• **Exercise**: Take from the data every line in which the word "content" is found.

• **Exercise inputs**:
┄┄┄┄┄┄┄┄┄┄┄┄┄┄┄┄┄┄┄┄
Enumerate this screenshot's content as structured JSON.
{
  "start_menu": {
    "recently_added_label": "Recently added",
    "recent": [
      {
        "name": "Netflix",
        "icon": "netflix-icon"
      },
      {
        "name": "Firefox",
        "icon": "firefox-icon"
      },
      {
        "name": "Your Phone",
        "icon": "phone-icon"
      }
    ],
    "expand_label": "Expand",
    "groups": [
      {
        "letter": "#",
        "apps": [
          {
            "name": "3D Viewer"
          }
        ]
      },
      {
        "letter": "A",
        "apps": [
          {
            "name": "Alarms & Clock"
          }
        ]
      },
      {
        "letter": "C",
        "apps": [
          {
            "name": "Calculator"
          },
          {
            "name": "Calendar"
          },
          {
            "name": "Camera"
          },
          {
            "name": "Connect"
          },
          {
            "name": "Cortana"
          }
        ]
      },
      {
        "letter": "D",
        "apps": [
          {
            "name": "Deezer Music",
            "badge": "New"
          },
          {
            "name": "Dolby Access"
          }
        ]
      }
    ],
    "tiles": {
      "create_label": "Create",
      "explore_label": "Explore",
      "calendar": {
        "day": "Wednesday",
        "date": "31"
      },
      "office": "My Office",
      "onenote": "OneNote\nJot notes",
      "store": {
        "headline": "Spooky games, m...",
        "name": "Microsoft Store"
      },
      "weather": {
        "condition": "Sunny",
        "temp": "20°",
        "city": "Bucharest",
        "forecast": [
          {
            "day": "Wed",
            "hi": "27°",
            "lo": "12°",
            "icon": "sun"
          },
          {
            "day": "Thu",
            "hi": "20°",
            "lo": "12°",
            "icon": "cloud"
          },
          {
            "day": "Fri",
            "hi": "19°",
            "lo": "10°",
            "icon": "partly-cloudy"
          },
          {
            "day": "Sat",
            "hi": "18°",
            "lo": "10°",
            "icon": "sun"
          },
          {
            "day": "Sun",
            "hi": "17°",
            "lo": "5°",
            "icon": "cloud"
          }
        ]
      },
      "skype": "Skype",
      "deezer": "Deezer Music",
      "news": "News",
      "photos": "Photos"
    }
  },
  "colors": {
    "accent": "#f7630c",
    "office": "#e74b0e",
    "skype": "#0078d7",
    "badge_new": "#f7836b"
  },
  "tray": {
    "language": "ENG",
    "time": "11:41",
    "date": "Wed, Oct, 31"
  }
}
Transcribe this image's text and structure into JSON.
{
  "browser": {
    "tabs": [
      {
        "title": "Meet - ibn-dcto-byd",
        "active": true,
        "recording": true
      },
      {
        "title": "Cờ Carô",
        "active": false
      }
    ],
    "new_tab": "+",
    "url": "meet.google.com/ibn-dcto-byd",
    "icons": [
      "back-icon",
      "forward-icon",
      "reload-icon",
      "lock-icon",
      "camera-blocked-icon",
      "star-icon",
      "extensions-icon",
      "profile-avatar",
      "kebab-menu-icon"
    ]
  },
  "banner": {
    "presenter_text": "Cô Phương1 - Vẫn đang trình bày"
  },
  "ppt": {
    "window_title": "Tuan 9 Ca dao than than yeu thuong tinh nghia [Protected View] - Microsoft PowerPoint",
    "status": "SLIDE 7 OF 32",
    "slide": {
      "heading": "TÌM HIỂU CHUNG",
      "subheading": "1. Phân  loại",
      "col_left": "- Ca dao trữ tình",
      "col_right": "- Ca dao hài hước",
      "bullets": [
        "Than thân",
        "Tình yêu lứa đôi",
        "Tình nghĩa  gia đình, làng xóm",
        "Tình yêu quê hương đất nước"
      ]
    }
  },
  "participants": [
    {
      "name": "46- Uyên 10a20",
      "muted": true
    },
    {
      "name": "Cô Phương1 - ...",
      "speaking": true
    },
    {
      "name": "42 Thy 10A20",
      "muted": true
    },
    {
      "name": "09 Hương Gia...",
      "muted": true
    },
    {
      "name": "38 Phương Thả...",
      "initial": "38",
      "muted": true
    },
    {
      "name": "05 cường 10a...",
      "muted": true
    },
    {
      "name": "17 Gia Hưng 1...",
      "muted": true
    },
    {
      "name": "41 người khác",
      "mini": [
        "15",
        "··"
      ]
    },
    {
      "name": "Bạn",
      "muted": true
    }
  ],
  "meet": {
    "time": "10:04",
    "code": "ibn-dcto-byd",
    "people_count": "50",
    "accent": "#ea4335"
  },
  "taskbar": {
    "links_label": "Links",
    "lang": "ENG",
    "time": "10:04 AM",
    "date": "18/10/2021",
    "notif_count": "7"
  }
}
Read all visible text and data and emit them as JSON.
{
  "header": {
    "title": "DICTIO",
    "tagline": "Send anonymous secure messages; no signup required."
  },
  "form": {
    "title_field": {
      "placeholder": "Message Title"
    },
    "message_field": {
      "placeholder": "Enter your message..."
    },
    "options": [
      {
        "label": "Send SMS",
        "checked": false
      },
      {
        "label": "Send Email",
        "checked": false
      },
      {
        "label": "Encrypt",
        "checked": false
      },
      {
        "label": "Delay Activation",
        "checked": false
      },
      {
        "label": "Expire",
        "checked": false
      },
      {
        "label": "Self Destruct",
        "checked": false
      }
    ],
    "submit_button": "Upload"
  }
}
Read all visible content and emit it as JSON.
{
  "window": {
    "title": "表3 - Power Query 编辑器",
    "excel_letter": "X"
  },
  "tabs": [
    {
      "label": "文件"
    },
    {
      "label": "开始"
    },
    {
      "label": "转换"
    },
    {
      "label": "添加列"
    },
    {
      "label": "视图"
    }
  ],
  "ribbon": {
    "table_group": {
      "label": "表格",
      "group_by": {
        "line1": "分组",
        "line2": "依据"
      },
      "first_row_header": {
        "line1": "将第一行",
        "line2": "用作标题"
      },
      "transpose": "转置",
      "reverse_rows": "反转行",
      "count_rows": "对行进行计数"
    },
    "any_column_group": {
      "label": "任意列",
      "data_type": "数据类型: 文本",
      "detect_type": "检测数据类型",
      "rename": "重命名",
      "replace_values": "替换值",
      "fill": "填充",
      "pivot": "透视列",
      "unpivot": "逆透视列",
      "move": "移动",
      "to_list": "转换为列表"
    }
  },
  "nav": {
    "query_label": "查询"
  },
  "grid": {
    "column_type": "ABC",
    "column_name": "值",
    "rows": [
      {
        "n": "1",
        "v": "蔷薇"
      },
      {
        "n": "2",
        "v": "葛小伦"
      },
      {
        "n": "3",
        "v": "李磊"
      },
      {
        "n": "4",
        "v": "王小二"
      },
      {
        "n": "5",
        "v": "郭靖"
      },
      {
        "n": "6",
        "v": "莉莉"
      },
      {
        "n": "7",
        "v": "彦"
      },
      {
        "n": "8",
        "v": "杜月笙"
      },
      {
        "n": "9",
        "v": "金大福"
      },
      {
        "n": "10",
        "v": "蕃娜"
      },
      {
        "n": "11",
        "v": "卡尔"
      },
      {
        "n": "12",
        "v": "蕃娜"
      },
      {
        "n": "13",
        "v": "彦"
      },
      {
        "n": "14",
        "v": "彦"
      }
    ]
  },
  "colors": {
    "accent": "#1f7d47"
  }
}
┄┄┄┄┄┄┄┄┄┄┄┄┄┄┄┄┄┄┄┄
• **Exercise response**:
Enumerate this screenshot's content as structured JSON.
Read all visible content and emit it as JSON.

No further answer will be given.